Thankfully, for the price of a lightly soiled Ford Galaxy, there are far more interesting options out there. We take a look at just a few.
Volvo 240 Estate
Looking for all the world like an escapee from Minecraft, the blocky Volvo 240 has earned a variety of reputations over the years. Revered for its safety when new (even the rear-facing seats had three-point belts), as the years wore on it began to be seen as a semi-ironic anti-hero, before finally achieving cult status. There are a number of reasons for that – it’s practical in a way only a car this boxy can be, it’s easy to work on, desperately dependable and, after a 20-year production run, there are a surprising number of original survivor cars still kicking around. For the ultimate in Scandi-cool hunt out a GLT model, with its blacked-out exterior trim and chunky Virgo alloy wheels.
Mercedes-Benz W124 Estate
For those with more Germanic leanings, Mercedes offered their own take on the jumpseat-equipped wagon. Unlike its predecessor, the estate (officially known as S124) was developed alongside the W124 saloon, and today is regarded as one of the last of the ‘over-engineered’ Mercedes. There are still problems, though. Rust has culled their numbers somewhat, and electrical gremlins are not unusual, but if the idea of piloting the Bundesbank appeals, it’s worth picking one up now before the values climb too high.
Long before the Range Rover began crunching up the gravel driveways of many stately homes, Jeep gave birth to what is arguably the first luxury 4x4. Launched in 1962 and despite being built on a chassis that had more in common with a truck, the Wagoneer offered six- and later eight-cylinder engines, independent suspension, air conditioning, and a sense of luxury its domestic competition could only dream of. In fact, so right-first-time was it that it remained in production with only minimal changes for 29 years. With a new Grand Wagoneer on the way, now is the time to grab a slab of ground-breaking Americana.
Citroen DS Safari
If the idea of something unusual appeals, there’s nothing more left-field than a Citroen DS. Except perhaps the DS Safari, which takes the quirkiness factor and cranks it up to eleven. Its 1958 debut saw the rakish fibreglass roof replaced by an extended steel silhouette to accommodate a heavily-laden roof rack, plus a pair of fold-out seats in the boot.
Daimler DS420 Limousine
For something a little more regal, it would be hard to beat a Daimler Limo. The DS420 borrowed heavily from the Jaguar 420G, its coach-built body extended by 24 inches to maximise passenger space and comfort: three sat on a six-foot wide bench seat, while another three could perch on folding seats. All were separated from the driver by a sliding glass partition that offers a solution to noisy children. While today many have carved out a niche as the perfect wedding car, no other limousine has offered service to more reigning monarchs.
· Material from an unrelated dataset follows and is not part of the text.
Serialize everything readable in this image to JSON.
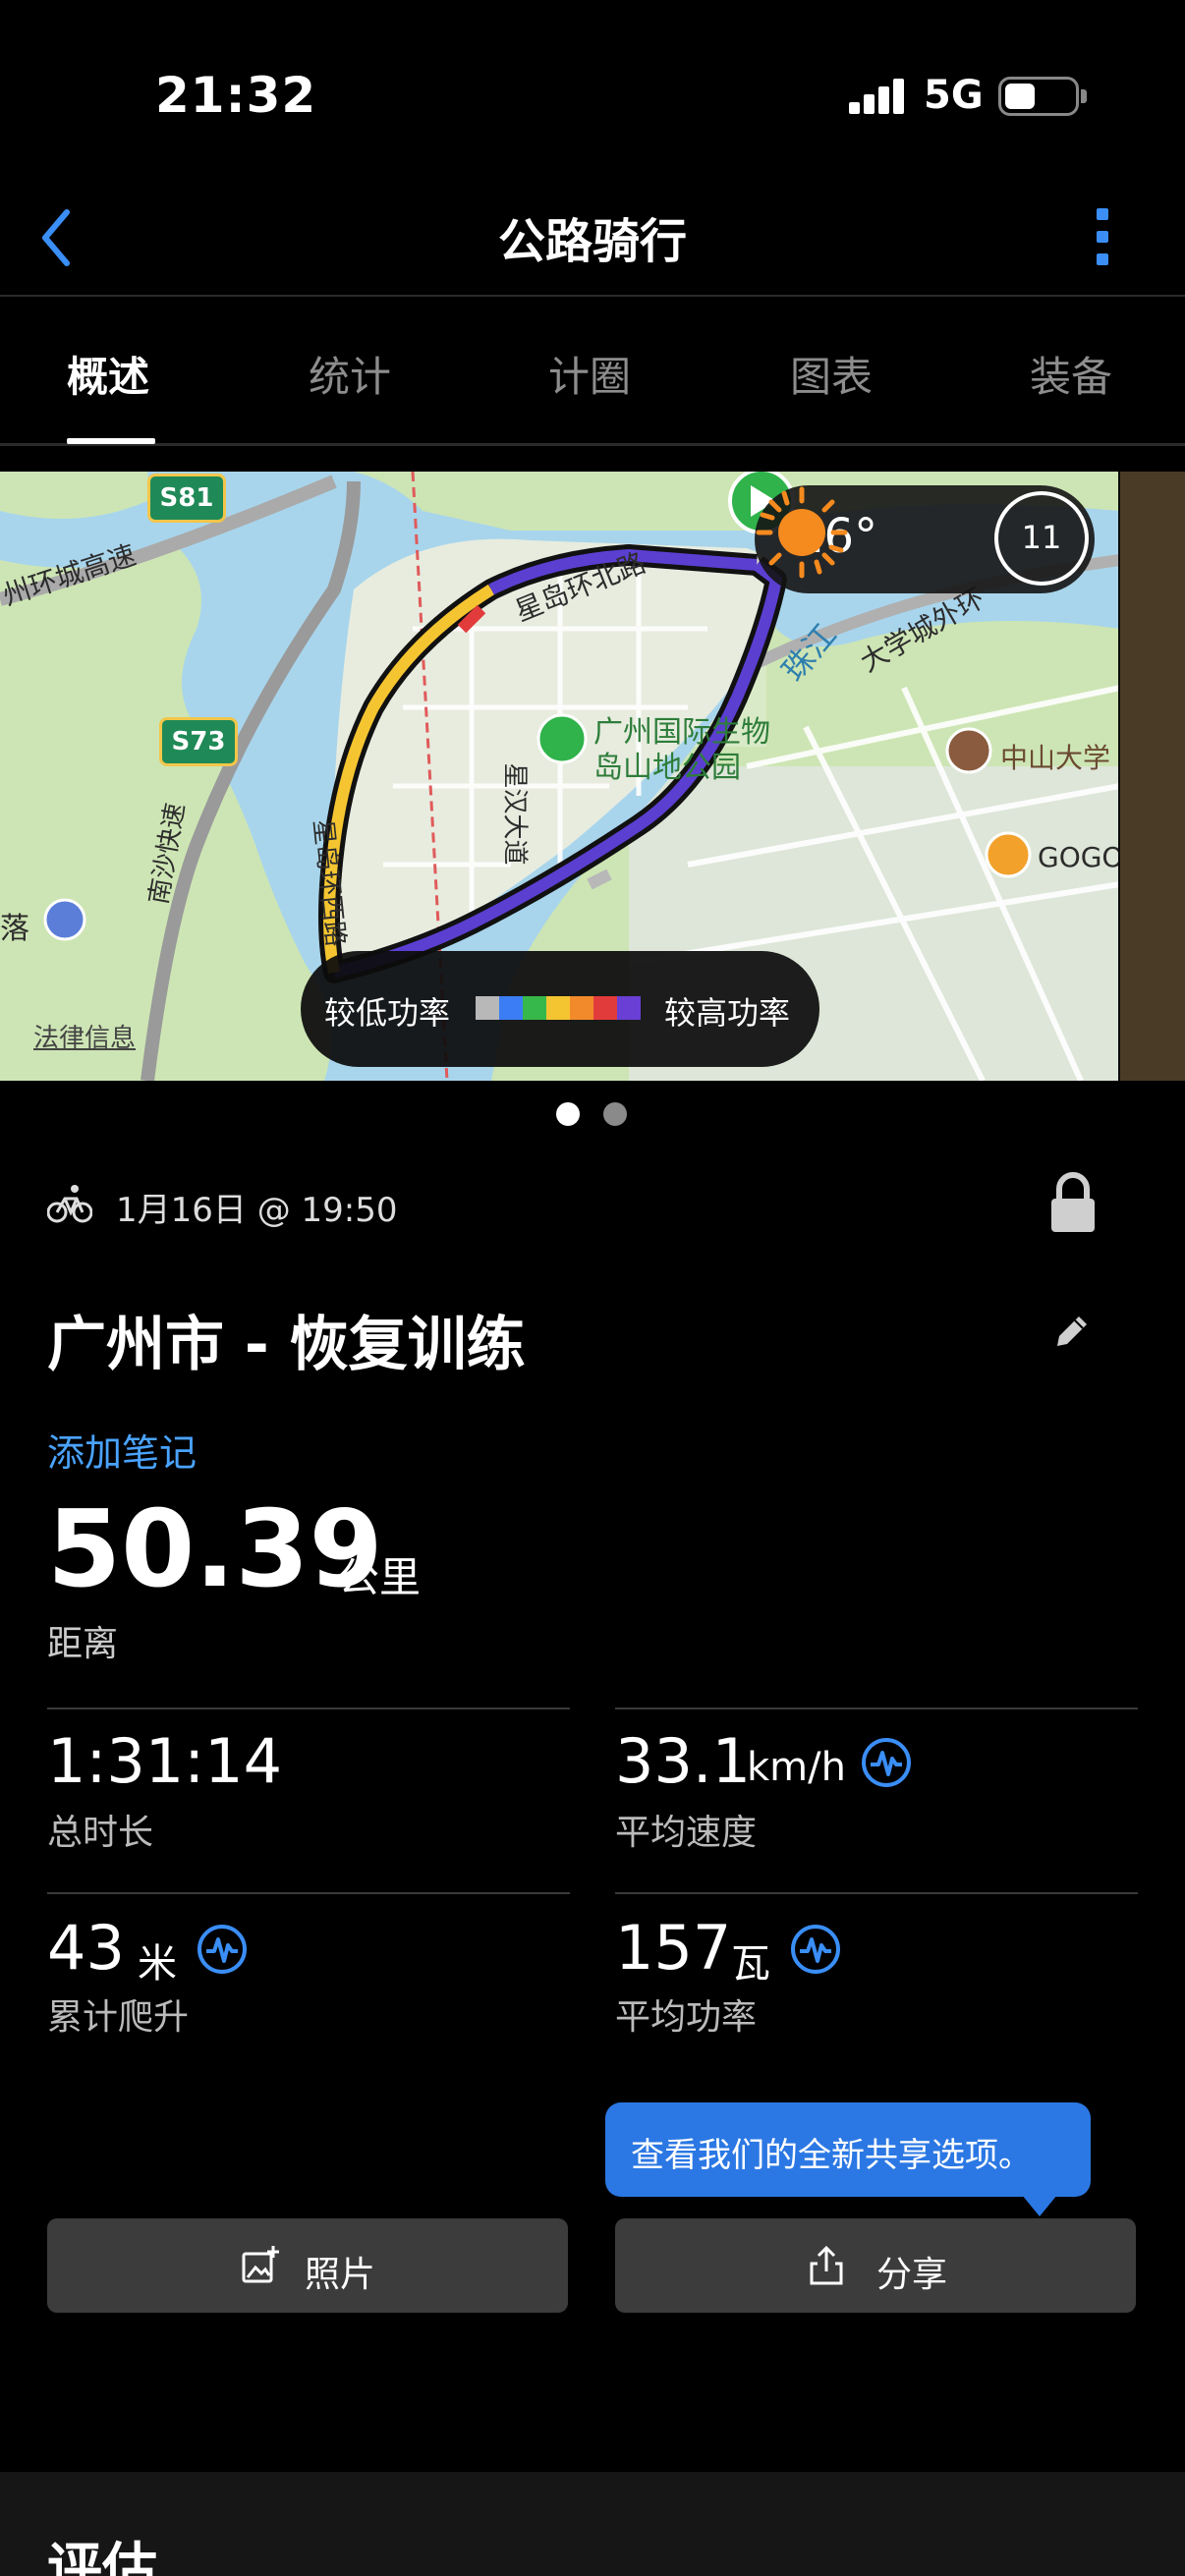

Can you think of any other interesting options for transporting a family of six? Let us know in the comments below.